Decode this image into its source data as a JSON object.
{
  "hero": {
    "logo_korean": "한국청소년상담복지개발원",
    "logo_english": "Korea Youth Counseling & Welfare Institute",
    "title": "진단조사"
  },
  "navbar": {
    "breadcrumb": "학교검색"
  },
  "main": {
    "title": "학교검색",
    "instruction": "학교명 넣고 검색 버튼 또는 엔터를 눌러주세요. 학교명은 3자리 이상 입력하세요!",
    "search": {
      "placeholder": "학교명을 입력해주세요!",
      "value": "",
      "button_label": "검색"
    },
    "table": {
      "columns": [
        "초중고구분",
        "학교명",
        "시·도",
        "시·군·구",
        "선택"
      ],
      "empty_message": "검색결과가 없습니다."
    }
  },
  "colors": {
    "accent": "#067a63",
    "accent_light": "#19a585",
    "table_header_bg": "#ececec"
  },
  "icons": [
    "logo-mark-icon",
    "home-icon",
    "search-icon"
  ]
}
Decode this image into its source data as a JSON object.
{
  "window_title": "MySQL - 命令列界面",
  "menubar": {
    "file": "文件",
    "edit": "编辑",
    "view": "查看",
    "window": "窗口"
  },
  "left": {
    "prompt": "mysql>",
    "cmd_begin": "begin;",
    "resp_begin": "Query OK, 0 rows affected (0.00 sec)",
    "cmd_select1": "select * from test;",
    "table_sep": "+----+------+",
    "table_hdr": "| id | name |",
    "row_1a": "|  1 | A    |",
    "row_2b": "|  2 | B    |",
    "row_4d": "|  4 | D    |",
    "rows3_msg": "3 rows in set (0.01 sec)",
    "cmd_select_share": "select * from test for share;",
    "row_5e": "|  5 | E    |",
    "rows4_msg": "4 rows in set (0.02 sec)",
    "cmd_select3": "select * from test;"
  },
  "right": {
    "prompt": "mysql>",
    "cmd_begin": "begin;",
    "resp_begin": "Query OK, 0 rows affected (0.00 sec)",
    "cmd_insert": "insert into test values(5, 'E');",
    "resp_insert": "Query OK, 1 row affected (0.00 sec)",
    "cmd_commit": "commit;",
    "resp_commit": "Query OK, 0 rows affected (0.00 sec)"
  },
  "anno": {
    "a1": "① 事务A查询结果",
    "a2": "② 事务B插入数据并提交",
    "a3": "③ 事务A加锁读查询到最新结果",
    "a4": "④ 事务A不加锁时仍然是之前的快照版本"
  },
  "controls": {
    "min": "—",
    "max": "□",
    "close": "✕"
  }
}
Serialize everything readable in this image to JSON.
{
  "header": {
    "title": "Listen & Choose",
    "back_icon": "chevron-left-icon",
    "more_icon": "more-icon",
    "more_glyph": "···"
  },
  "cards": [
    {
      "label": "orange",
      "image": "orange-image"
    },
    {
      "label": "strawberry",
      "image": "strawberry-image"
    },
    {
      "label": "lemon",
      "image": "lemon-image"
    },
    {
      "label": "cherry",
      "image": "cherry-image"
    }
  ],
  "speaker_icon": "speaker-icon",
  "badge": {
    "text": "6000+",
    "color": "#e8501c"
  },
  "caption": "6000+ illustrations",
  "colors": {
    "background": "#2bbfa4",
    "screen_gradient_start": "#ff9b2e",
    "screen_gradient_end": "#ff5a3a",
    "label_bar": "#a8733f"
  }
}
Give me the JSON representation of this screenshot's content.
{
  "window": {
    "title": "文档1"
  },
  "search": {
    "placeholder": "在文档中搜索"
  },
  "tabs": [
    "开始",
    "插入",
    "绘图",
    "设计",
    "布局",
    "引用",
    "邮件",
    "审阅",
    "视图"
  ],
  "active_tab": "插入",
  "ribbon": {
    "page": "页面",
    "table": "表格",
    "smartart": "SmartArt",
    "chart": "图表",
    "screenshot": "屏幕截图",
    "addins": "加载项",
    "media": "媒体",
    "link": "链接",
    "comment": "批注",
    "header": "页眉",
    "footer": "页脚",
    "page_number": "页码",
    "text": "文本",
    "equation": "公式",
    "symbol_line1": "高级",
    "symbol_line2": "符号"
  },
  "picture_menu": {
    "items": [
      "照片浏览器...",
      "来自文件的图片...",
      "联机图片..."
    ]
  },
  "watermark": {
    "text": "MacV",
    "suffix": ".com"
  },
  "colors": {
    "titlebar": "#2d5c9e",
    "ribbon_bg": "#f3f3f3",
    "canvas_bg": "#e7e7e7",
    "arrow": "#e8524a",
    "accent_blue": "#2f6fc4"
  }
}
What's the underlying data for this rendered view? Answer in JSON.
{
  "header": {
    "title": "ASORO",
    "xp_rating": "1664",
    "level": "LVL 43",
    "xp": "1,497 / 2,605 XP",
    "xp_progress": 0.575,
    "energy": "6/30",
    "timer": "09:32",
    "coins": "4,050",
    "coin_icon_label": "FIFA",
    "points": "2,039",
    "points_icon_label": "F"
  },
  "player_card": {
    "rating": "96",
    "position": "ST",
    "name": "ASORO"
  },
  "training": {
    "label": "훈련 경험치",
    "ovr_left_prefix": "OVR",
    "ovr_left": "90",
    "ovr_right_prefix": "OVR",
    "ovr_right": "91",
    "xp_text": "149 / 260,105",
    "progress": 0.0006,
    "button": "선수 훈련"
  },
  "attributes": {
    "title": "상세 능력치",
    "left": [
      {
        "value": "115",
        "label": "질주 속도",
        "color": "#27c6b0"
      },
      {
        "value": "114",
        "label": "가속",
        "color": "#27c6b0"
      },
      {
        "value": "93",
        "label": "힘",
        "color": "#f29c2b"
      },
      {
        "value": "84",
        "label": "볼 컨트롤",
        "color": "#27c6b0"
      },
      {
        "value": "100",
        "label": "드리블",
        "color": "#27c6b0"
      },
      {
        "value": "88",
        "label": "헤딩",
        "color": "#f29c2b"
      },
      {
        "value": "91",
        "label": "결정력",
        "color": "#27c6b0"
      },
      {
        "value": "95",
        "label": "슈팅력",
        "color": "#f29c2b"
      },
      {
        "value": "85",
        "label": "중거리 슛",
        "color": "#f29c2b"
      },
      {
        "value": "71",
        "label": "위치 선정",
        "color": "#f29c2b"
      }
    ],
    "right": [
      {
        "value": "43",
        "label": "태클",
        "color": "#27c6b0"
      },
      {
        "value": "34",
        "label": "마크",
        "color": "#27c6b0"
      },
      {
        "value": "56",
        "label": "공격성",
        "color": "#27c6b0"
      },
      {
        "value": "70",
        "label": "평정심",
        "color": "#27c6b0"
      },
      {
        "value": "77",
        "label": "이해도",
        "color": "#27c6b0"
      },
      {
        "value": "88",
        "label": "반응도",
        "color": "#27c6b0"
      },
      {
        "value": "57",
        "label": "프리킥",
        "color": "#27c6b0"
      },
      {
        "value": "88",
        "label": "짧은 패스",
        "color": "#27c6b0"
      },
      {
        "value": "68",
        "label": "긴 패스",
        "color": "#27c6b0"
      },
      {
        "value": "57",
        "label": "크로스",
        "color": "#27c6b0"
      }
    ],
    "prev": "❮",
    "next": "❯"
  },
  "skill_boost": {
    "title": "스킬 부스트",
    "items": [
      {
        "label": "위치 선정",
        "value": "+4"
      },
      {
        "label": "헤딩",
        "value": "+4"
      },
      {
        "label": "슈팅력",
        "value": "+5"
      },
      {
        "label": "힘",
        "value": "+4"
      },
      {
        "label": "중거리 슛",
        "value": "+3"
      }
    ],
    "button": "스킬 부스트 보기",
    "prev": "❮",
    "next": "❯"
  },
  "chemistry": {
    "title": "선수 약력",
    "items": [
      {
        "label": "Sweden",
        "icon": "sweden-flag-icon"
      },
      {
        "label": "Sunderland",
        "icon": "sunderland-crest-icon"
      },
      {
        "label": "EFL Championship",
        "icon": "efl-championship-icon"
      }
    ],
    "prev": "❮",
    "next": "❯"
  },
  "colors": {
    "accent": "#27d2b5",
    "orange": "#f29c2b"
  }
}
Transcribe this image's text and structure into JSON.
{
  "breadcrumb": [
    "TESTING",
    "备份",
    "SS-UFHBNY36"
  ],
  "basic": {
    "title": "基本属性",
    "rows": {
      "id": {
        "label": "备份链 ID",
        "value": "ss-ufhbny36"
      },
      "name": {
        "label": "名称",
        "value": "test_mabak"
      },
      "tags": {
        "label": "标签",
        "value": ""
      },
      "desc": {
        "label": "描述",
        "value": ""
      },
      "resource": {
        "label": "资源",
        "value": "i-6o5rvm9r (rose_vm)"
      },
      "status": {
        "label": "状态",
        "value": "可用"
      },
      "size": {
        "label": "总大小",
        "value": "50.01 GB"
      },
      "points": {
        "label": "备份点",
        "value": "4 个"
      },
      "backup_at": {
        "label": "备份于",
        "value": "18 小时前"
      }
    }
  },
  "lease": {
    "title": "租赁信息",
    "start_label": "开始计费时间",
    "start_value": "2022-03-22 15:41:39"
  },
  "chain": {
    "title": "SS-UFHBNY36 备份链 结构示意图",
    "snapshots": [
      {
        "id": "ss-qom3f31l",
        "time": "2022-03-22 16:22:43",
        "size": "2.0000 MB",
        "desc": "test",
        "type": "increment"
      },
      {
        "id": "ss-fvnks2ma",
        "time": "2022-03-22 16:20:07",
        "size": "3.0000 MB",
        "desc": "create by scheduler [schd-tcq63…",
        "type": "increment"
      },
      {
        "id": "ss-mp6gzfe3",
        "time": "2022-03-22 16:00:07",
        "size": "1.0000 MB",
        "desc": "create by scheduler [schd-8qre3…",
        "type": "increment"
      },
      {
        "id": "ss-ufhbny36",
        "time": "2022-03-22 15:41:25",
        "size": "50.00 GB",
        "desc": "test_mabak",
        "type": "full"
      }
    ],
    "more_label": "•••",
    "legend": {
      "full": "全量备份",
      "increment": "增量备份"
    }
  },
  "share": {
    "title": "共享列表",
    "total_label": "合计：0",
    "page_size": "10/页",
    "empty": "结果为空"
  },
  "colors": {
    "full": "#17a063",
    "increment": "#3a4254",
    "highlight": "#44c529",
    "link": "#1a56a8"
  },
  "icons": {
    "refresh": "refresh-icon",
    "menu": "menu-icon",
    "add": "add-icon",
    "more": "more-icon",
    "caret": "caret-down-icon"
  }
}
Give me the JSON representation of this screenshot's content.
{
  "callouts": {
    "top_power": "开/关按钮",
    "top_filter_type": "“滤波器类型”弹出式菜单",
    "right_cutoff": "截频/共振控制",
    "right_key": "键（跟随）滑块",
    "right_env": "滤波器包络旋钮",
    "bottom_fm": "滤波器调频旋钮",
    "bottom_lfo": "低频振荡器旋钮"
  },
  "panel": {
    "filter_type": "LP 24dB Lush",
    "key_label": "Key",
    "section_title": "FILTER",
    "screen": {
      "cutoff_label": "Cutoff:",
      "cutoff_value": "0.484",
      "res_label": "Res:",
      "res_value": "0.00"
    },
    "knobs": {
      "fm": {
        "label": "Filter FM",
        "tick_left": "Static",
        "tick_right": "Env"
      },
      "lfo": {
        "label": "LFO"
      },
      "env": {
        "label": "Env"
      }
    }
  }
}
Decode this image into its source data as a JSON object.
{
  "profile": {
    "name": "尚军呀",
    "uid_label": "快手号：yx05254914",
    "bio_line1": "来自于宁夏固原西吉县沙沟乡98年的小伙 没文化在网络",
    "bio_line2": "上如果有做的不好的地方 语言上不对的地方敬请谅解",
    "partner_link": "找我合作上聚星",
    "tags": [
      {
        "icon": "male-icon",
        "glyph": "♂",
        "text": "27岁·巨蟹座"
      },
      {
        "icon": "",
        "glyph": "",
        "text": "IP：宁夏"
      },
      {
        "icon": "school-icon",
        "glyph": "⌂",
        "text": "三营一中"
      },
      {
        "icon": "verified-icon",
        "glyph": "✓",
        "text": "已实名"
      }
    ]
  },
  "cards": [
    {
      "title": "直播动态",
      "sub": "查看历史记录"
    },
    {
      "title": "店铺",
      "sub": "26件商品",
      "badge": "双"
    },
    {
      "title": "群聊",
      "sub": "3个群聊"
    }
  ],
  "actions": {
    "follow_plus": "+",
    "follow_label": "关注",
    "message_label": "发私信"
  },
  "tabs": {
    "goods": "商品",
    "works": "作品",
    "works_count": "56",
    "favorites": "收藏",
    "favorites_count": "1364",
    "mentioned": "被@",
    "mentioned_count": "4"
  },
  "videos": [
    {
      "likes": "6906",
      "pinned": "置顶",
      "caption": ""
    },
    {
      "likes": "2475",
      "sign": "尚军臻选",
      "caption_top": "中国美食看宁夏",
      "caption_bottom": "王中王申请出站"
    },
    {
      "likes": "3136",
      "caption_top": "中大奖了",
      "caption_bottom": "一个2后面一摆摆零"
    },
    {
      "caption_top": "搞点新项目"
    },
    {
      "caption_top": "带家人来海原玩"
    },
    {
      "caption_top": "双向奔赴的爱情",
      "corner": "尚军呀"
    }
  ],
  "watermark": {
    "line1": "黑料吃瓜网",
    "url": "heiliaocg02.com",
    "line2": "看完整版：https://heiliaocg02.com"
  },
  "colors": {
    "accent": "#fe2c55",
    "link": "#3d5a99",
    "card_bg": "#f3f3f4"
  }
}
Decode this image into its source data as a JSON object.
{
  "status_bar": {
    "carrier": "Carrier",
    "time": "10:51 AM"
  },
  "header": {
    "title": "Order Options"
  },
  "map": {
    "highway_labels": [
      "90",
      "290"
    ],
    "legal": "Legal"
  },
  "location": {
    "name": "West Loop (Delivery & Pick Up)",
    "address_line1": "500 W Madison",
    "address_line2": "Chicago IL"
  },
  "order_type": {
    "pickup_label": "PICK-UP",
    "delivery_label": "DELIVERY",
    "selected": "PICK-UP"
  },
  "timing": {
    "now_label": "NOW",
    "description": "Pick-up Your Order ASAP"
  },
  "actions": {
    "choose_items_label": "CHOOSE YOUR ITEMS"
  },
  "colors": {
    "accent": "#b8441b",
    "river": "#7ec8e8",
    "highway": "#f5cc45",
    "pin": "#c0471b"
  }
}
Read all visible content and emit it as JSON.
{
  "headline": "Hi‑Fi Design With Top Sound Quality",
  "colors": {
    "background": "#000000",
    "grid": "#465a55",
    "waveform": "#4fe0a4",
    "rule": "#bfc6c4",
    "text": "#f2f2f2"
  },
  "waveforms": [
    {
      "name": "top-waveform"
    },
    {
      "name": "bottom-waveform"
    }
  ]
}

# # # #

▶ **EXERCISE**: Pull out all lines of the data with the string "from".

▶ **RESPONSE BOX**:
    "cmd_select1": "select * from test;",
    "cmd_select_share": "select * from test for share;",
    "cmd_select3": "select * from test;"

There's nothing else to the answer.